### Exercise details:
Filtering the records below, copy only those lines that include the word "Array".

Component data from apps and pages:
--------------------

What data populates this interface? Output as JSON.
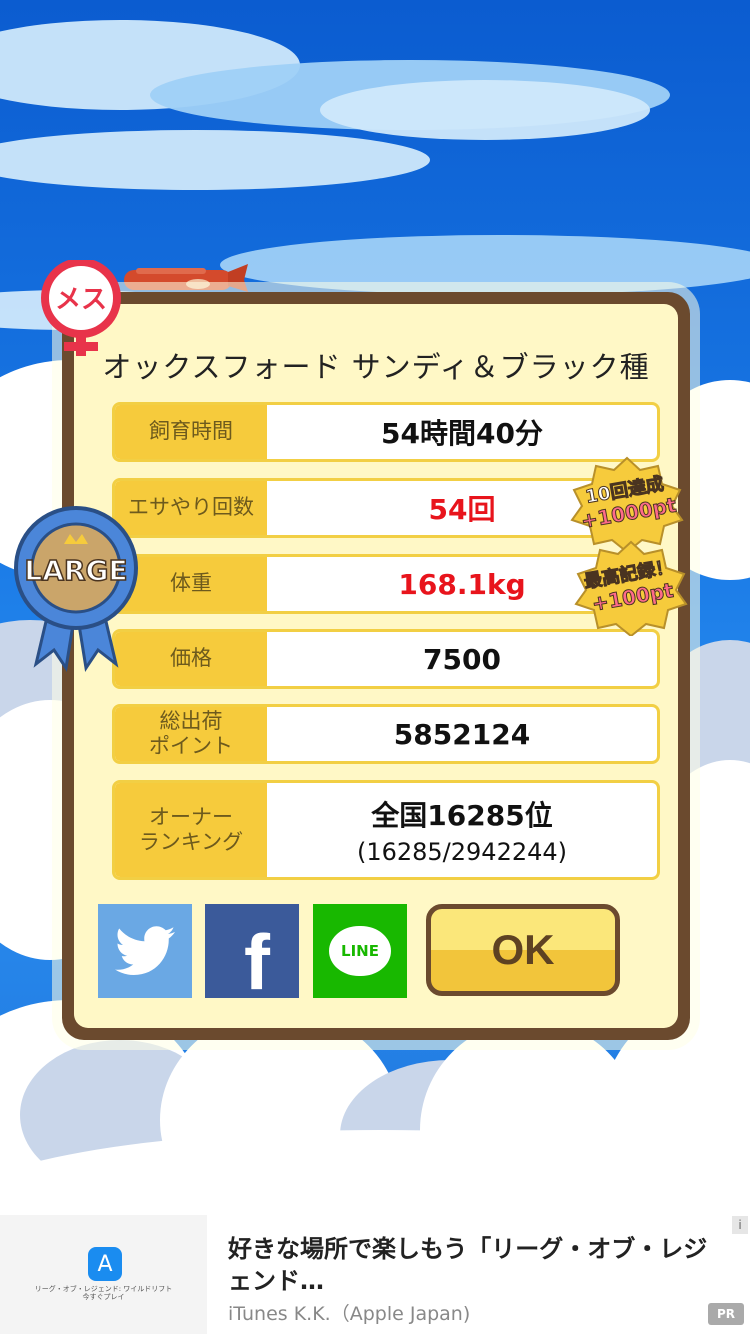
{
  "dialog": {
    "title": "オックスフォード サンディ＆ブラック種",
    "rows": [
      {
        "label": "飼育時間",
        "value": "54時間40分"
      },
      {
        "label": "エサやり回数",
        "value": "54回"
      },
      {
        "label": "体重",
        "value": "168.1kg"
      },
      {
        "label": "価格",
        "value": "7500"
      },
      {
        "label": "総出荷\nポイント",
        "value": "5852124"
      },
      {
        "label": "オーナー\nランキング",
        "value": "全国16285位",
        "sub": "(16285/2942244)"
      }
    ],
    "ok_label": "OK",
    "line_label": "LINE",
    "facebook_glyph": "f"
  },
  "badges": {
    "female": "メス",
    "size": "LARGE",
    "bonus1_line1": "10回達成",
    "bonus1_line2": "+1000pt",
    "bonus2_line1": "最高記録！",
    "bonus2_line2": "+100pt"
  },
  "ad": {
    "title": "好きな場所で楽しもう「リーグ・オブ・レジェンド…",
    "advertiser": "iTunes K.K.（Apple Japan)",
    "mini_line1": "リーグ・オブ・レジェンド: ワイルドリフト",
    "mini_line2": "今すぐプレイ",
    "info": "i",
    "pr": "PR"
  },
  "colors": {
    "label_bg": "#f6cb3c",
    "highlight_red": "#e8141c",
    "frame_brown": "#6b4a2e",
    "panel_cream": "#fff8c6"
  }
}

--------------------

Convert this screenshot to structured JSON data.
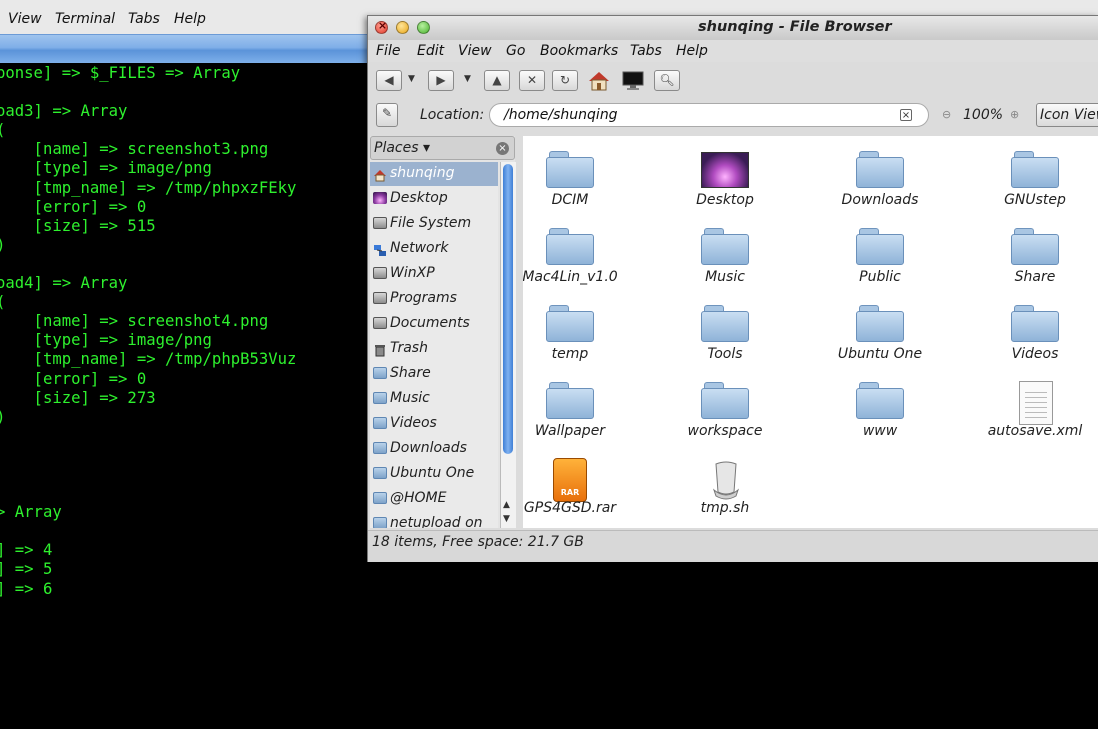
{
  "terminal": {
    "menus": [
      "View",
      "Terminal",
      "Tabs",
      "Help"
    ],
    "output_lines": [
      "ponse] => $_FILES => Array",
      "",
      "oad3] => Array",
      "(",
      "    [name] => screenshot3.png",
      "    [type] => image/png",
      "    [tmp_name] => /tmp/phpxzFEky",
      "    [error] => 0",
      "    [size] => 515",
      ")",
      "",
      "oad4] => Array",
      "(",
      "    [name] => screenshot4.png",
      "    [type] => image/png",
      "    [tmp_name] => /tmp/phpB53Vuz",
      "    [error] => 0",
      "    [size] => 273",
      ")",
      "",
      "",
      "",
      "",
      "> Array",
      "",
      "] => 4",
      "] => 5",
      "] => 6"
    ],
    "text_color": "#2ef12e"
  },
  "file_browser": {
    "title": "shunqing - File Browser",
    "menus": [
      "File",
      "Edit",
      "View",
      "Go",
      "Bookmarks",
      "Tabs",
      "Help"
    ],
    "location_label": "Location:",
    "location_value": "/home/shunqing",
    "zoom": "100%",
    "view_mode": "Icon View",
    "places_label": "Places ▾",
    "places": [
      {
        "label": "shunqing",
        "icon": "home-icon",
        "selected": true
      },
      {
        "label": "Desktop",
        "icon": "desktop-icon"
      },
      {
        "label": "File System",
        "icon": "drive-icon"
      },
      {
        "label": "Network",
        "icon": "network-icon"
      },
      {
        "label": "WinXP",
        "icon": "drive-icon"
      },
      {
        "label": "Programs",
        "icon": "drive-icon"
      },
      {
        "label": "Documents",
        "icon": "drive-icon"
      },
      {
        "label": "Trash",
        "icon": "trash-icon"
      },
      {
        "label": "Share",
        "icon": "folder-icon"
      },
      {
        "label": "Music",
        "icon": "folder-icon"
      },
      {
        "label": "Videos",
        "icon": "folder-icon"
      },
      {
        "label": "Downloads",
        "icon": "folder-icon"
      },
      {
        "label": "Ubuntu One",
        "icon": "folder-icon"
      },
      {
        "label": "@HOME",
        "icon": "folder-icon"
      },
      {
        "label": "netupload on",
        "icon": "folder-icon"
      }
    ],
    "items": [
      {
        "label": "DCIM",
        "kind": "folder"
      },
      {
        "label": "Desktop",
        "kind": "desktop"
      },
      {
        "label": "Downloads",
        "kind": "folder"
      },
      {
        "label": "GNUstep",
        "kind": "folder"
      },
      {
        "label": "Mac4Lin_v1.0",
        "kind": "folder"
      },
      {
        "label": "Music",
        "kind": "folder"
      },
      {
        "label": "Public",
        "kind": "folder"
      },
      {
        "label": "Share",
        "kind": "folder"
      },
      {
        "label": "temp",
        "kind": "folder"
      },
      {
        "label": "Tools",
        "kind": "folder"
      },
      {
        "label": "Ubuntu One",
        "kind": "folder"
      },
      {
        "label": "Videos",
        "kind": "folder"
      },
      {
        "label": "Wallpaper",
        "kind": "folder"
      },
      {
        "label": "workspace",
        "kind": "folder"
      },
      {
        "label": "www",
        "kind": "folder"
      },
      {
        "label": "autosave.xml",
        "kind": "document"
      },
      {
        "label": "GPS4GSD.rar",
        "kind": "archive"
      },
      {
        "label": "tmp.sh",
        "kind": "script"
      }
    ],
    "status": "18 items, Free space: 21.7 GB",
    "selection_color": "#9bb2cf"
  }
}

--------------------

### Written answer:
      "ponse] => $_FILES => Array",
      "oad3] => Array",
      "oad4] => Array",
      "> Array",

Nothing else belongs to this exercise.